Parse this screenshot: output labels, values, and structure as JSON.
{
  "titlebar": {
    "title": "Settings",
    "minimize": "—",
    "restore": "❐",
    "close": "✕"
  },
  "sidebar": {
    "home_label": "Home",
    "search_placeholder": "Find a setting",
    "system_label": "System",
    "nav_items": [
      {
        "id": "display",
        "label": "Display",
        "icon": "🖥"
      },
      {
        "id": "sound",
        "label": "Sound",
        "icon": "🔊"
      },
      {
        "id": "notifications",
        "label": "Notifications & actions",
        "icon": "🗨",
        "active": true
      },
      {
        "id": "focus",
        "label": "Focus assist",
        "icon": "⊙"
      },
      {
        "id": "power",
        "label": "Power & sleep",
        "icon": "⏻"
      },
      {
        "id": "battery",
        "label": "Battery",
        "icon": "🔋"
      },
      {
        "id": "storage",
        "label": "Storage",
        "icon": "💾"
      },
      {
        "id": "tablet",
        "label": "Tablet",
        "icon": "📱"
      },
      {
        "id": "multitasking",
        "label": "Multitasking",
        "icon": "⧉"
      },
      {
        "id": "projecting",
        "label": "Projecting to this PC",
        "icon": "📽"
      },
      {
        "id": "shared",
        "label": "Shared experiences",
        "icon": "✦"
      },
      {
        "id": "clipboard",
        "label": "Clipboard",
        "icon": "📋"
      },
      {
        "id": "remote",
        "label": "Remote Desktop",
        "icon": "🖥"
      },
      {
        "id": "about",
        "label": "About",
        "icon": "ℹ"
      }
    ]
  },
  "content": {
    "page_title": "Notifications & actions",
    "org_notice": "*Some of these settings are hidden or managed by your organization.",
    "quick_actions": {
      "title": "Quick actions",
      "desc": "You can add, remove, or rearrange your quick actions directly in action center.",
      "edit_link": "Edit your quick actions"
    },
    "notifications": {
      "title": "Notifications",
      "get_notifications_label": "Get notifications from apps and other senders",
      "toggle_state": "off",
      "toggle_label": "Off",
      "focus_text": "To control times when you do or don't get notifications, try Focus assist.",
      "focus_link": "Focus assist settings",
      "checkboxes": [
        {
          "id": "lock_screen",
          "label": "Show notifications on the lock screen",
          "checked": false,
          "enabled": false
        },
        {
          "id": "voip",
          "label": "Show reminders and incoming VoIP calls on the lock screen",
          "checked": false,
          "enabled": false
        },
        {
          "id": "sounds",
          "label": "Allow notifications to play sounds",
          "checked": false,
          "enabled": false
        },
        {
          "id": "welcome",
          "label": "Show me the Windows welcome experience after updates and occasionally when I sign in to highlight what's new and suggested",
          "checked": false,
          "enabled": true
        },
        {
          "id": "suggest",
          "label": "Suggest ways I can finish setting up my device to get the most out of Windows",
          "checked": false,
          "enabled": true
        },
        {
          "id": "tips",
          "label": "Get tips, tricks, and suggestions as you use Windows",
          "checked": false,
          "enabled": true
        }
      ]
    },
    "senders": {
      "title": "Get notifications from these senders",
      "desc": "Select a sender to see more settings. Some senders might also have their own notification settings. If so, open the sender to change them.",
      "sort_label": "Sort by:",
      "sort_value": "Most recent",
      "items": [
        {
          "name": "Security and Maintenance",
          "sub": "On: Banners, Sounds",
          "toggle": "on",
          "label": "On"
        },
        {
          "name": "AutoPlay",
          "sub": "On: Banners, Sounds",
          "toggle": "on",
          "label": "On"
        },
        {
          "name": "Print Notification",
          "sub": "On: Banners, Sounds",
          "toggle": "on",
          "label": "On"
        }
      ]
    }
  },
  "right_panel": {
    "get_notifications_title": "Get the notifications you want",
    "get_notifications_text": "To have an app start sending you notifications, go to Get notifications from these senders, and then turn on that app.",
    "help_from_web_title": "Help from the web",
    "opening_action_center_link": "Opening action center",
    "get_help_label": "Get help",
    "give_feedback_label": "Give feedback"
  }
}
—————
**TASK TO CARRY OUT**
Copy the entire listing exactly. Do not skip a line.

**RESPONSE AREA**
Parse this screenshot: output labels, values, and structure as JSON.
{
  "titlebar": {
    "title": "Settings",
    "minimize": "—",
    "restore": "❐",
    "close": "✕"
  },
  "sidebar": {
    "home_label": "Home",
    "search_placeholder": "Find a setting",
    "system_label": "System",
    "nav_items": [
      {
        "id": "display",
        "label": "Display",
        "icon": "🖥"
      },
      {
        "id": "sound",
        "label": "Sound",
        "icon": "🔊"
      },
      {
        "id": "notifications",
        "label": "Notifications & actions",
        "icon": "🗨",
        "active": true
      },
      {
        "id": "focus",
        "label": "Focus assist",
        "icon": "⊙"
      },
      {
        "id": "power",
        "label": "Power & sleep",
        "icon": "⏻"
      },
      {
        "id": "battery",
        "label": "Battery",
        "icon": "🔋"
      },
      {
        "id": "storage",
        "label": "Storage",
        "icon": "💾"
      },
      {
        "id": "tablet",
        "label": "Tablet",
        "icon": "📱"
      },
      {
        "id": "multitasking",
        "label": "Multitasking",
        "icon": "⧉"
      },
      {
        "id": "projecting",
        "label": "Projecting to this PC",
        "icon": "📽"
      },
      {
        "id": "shared",
        "label": "Shared experiences",
        "icon": "✦"
      },
      {
        "id": "clipboard",
        "label": "Clipboard",
        "icon": "📋"
      },
      {
        "id": "remote",
        "label": "Remote Desktop",
        "icon": "🖥"
      },
      {
        "id": "about",
        "label": "About",
        "icon": "ℹ"
      }
    ]
  },
  "content": {
    "page_title": "Notifications & actions",
    "org_notice": "*Some of these settings are hidden or managed by your organization.",
    "quick_actions": {
      "title": "Quick actions",
      "desc": "You can add, remove, or rearrange your quick actions directly in action center.",
      "edit_link": "Edit your quick actions"
    },
    "notifications": {
      "title": "Notifications",
      "get_notifications_label": "Get notifications from apps and other senders",
      "toggle_state": "off",
      "toggle_label": "Off",
      "focus_text": "To control times when you do or don't get notifications, try Focus assist.",
      "focus_link": "Focus assist settings",
      "checkboxes": [
        {
          "id": "lock_screen",
          "label": "Show notifications on the lock screen",
          "checked": false,
          "enabled": false
        },
        {
          "id": "voip",
          "label": "Show reminders and incoming VoIP calls on the lock screen",
          "checked": false,
          "enabled": false
        },
        {
          "id": "sounds",
          "label": "Allow notifications to play sounds",
          "checked": false,
          "enabled": false
        },
        {
          "id": "welcome",
          "label": "Show me the Windows welcome experience after updates and occasionally when I sign in to highlight what's new and suggested",
          "checked": false,
          "enabled": true
        },
        {
          "id": "suggest",
          "label": "Suggest ways I can finish setting up my device to get the most out of Windows",
          "checked": false,
          "enabled": true
        },
        {
          "id": "tips",
          "label": "Get tips, tricks, and suggestions as you use Windows",
          "checked": false,
          "enabled": true
        }
      ]
    },
    "senders": {
      "title": "Get notifications from these senders",
      "desc": "Select a sender to see more settings. Some senders might also have their own notification settings. If so, open the sender to change them.",
      "sort_label": "Sort by:",
      "sort_value": "Most recent",
      "items": [
        {
          "name": "Security and Maintenance",
          "sub": "On: Banners, Sounds",
          "toggle": "on",
          "label": "On"
        },
        {
          "name": "AutoPlay",
          "sub": "On: Banners, Sounds",
          "toggle": "on",
          "label": "On"
        },
        {
          "name": "Print Notification",
          "sub": "On: Banners, Sounds",
          "toggle": "on",
          "label": "On"
        }
      ]
    }
  },
  "right_panel": {
    "get_notifications_title": "Get the notifications you want",
    "get_notifications_text": "To have an app start sending you notifications, go to Get notifications from these senders, and then turn on that app.",
    "help_from_web_title": "Help from the web",
    "opening_action_center_link": "Opening action center",
    "get_help_label": "Get help",
    "give_feedback_label": "Give feedback"
  }
}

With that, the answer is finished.